(Web page and app entries)
——————

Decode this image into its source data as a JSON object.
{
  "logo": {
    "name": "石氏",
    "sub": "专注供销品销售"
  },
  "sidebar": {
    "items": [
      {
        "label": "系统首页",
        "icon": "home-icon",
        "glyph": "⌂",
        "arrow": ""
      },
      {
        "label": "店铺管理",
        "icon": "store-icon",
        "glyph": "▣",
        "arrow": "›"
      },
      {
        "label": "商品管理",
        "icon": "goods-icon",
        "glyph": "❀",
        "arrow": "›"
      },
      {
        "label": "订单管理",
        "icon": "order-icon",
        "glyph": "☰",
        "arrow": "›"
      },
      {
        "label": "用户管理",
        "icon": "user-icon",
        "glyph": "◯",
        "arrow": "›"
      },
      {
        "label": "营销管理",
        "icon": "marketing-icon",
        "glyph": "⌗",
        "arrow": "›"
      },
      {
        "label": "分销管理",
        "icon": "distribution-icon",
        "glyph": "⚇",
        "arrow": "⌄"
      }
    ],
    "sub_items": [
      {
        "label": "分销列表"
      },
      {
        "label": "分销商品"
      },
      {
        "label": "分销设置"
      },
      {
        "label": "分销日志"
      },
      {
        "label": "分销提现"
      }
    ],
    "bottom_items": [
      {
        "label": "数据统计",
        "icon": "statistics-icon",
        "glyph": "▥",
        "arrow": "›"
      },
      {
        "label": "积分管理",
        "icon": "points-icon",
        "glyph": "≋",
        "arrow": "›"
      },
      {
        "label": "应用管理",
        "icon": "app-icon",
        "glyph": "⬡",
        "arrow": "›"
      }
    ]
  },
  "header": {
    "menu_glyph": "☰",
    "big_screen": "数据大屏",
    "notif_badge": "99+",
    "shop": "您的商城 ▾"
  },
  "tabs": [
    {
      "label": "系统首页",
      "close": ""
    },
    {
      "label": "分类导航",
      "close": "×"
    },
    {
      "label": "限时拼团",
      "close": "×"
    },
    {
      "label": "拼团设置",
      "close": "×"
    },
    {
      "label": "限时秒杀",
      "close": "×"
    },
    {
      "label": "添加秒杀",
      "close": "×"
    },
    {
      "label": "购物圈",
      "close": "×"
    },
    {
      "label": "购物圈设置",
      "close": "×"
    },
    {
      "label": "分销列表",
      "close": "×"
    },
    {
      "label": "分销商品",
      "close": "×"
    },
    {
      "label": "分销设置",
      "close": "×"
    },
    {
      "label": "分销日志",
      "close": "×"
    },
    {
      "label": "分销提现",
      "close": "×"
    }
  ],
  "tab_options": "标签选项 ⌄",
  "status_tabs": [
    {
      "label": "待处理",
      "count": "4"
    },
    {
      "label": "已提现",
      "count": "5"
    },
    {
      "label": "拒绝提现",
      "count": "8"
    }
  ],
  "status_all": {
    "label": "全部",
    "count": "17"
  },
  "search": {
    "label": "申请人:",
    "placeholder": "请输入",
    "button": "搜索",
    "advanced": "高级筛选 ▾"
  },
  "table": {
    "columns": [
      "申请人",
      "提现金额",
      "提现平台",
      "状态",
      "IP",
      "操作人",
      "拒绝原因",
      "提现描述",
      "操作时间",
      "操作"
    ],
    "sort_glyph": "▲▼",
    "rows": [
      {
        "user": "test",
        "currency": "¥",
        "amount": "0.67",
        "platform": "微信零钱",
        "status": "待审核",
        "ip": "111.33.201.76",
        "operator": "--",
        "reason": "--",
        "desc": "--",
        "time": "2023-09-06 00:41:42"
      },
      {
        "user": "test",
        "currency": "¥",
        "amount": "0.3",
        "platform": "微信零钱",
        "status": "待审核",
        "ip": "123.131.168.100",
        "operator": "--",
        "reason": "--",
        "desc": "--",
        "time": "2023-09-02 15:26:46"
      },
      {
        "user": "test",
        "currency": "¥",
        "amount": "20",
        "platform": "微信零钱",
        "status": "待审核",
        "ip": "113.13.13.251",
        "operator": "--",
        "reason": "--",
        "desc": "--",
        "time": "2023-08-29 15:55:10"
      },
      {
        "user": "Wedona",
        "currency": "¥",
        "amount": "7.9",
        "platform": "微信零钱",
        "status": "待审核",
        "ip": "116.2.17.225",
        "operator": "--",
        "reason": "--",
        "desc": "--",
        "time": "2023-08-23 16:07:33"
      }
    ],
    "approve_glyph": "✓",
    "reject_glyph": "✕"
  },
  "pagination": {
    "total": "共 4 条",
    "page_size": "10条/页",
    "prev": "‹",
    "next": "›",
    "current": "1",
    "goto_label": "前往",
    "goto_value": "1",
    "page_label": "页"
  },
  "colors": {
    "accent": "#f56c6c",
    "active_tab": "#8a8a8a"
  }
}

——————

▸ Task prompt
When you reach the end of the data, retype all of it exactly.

▸ Solution to this problem
Decode this image into its source data as a JSON object.
{
  "logo": {
    "name": "石氏",
    "sub": "专注供销品销售"
  },
  "sidebar": {
    "items": [
      {
        "label": "系统首页",
        "icon": "home-icon",
        "glyph": "⌂",
        "arrow": ""
      },
      {
        "label": "店铺管理",
        "icon": "store-icon",
        "glyph": "▣",
        "arrow": "›"
      },
      {
        "label": "商品管理",
        "icon": "goods-icon",
        "glyph": "❀",
        "arrow": "›"
      },
      {
        "label": "订单管理",
        "icon": "order-icon",
        "glyph": "☰",
        "arrow": "›"
      },
      {
        "label": "用户管理",
        "icon": "user-icon",
        "glyph": "◯",
        "arrow": "›"
      },
      {
        "label": "营销管理",
        "icon": "marketing-icon",
        "glyph": "⌗",
        "arrow": "›"
      },
      {
        "label": "分销管理",
        "icon": "distribution-icon",
        "glyph": "⚇",
        "arrow": "⌄"
      }
    ],
    "sub_items": [
      {
        "label": "分销列表"
      },
      {
        "label": "分销商品"
      },
      {
        "label": "分销设置"
      },
      {
        "label": "分销日志"
      },
      {
        "label": "分销提现"
      }
    ],
    "bottom_items": [
      {
        "label": "数据统计",
        "icon": "statistics-icon",
        "glyph": "▥",
        "arrow": "›"
      },
      {
        "label": "积分管理",
        "icon": "points-icon",
        "glyph": "≋",
        "arrow": "›"
      },
      {
        "label": "应用管理",
        "icon": "app-icon",
        "glyph": "⬡",
        "arrow": "›"
      }
    ]
  },
  "header": {
    "menu_glyph": "☰",
    "big_screen": "数据大屏",
    "notif_badge": "99+",
    "shop": "您的商城 ▾"
  },
  "tabs": [
    {
      "label": "系统首页",
      "close": ""
    },
    {
      "label": "分类导航",
      "close": "×"
    },
    {
      "label": "限时拼团",
      "close": "×"
    },
    {
      "label": "拼团设置",
      "close": "×"
    },
    {
      "label": "限时秒杀",
      "close": "×"
    },
    {
      "label": "添加秒杀",
      "close": "×"
    },
    {
      "label": "购物圈",
      "close": "×"
    },
    {
      "label": "购物圈设置",
      "close": "×"
    },
    {
      "label": "分销列表",
      "close": "×"
    },
    {
      "label": "分销商品",
      "close": "×"
    },
    {
      "label": "分销设置",
      "close": "×"
    },
    {
      "label": "分销日志",
      "close": "×"
    },
    {
      "label": "分销提现",
      "close": "×"
    }
  ],
  "tab_options": "标签选项 ⌄",
  "status_tabs": [
    {
      "label": "待处理",
      "count": "4"
    },
    {
      "label": "已提现",
      "count": "5"
    },
    {
      "label": "拒绝提现",
      "count": "8"
    }
  ],
  "status_all": {
    "label": "全部",
    "count": "17"
  },
  "search": {
    "label": "申请人:",
    "placeholder": "请输入",
    "button": "搜索",
    "advanced": "高级筛选 ▾"
  },
  "table": {
    "columns": [
      "申请人",
      "提现金额",
      "提现平台",
      "状态",
      "IP",
      "操作人",
      "拒绝原因",
      "提现描述",
      "操作时间",
      "操作"
    ],
    "sort_glyph": "▲▼",
    "rows": [
      {
        "user": "test",
        "currency": "¥",
        "amount": "0.67",
        "platform": "微信零钱",
        "status": "待审核",
        "ip": "111.33.201.76",
        "operator": "--",
        "reason": "--",
        "desc": "--",
        "time": "2023-09-06 00:41:42"
      },
      {
        "user": "test",
        "currency": "¥",
        "amount": "0.3",
        "platform": "微信零钱",
        "status": "待审核",
        "ip": "123.131.168.100",
        "operator": "--",
        "reason": "--",
        "desc": "--",
        "time": "2023-09-02 15:26:46"
      },
      {
        "user": "test",
        "currency": "¥",
        "amount": "20",
        "platform": "微信零钱",
        "status": "待审核",
        "ip": "113.13.13.251",
        "operator": "--",
        "reason": "--",
        "desc": "--",
        "time": "2023-08-29 15:55:10"
      },
      {
        "user": "Wedona",
        "currency": "¥",
        "amount": "7.9",
        "platform": "微信零钱",
        "status": "待审核",
        "ip": "116.2.17.225",
        "operator": "--",
        "reason": "--",
        "desc": "--",
        "time": "2023-08-23 16:07:33"
      }
    ],
    "approve_glyph": "✓",
    "reject_glyph": "✕"
  },
  "pagination": {
    "total": "共 4 条",
    "page_size": "10条/页",
    "prev": "‹",
    "next": "›",
    "current": "1",
    "goto_label": "前往",
    "goto_value": "1",
    "page_label": "页"
  },
  "colors": {
    "accent": "#f56c6c",
    "active_tab": "#8a8a8a"
  }
}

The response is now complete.